Indianapolis, IN, January 09, 2015 --(PR.com
)-- The idea of leaving home to go to college is both exciting and scary for Amy, an 18 years old high school senior, living in Pekin, Illinois. At an age when kids leave the safety and comfort of their parent’s home, Amy has to concern herself with an added burden. As a Type 1 diabetic, she has to worry about not waking up in the morning and staying alive. If her glucose levels drop too low, she may not realize it before it’s too late. Up until now, her mom has been devotedly checking on her during the night, monitoring her potential drops in her glucose levels. Diabetes requires constant monitoring in order to limit any potential complications that can affect the heart, the eyes, the kidneys and other parts of the body. When patients have become desensitized to the symptoms of hypoglycemia they may not be able to feel that they need to intervene before neurological symptoms occur, such as confusion, behavior change, stupor, and unconsciousness. When engaged in certain activities or when asleep, their focus or ability to check their glucose levels goes now, leaving them more at risk for problems.
Although diabetes is part of her daily concerns, like any teen her age, Amy has dreams and desires for an independent life as she transitions into adulthood. She wants to go to college and study Psychology next year. When looking for options, she came across information about service dogs alerting people to their change in glucose levels. Diabetes alert dogs (also called DADs) have gradually become more popular over the past few years. Dogs have the ability to smell the sudden drop or rise in glucose levels and signal to their person that it’s time to test. A DAD doesn’t replace other monitoring devices, but can provide another layer of security, a friendly and attentive presence on the watch for any potential problems. In case of emergency the dog can also get help, glucose tablets or a cell phone. So Amy contacted several service dog organizations and finally called Medical Mutts, an Indianapolis based organization.
DADs can be expensive however due to the time it takes to train them. But that didn’t discourage Amy. Determined to get the help she needed, she rolled up her sleeves and at 17 years old at the time, she started fundraising for her dog. She needed $10,000. With a website, her Facebook page and a few fundraising events at school and in the community, after a few months, Amy had raised over $11,000! She was finally going to get her new helping companion.
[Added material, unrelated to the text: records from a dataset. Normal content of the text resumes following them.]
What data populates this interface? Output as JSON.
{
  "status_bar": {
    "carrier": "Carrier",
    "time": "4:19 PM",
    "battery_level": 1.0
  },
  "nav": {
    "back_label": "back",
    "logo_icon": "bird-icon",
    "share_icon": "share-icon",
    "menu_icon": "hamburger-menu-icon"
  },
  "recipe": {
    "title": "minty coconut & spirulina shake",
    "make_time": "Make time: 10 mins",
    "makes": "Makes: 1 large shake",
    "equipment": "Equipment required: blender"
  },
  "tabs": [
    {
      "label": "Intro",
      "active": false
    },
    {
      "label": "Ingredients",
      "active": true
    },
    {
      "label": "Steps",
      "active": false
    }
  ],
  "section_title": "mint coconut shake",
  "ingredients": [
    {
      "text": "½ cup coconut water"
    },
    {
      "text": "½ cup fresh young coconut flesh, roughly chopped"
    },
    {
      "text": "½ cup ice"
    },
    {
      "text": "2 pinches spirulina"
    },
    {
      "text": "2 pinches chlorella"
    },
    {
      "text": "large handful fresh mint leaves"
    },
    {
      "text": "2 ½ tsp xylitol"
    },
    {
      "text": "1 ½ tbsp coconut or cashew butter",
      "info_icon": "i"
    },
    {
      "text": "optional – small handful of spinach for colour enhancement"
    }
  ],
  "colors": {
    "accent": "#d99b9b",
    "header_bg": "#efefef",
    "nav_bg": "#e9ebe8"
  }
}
Picked up on the streets of Indianapolis, extremely skinny, with 3 broken teeth, Juniper, a one year old female husky mix, certainly didn’t match the description of a typical service dog. But her social and loving personality quickly captured the hearts of the Indianapolis Humane Society staff. Eager to find a good home for this young dog, they contacted Medical Mutts, a service dog organization specialized in training rescue dogs as service dogs to help with conditions such as diabetes, seizures, PTSD and more. After a successful health and temperament evaluation, Juniper was off to a new journey. She was going to become a service dog and never be mistreated again.
Matching a service dog with a person is a lot like matchmaking. The personalities, the size of the dog, the energy levels, all have to fit. After a few months of training, Juniper appeared to be the best fit for Amy. They were finally united after Amy underwent several days of intensive training to learn how to work with her new friend.
Amy and Juniper have been together for a few months now. Every day, Juniper goes to school with Amy. It doesn’t matter if Amy is concentrating for a test or in full show choir rehearsal. She lies down under her desk during her classes and with a nudge of her nose, lets Amy know that her sugar levels are dropping. Amy and Juniper are now inseparable partners, relying on each other as they embark on this new chapter of both their young lives.medicalmutts.com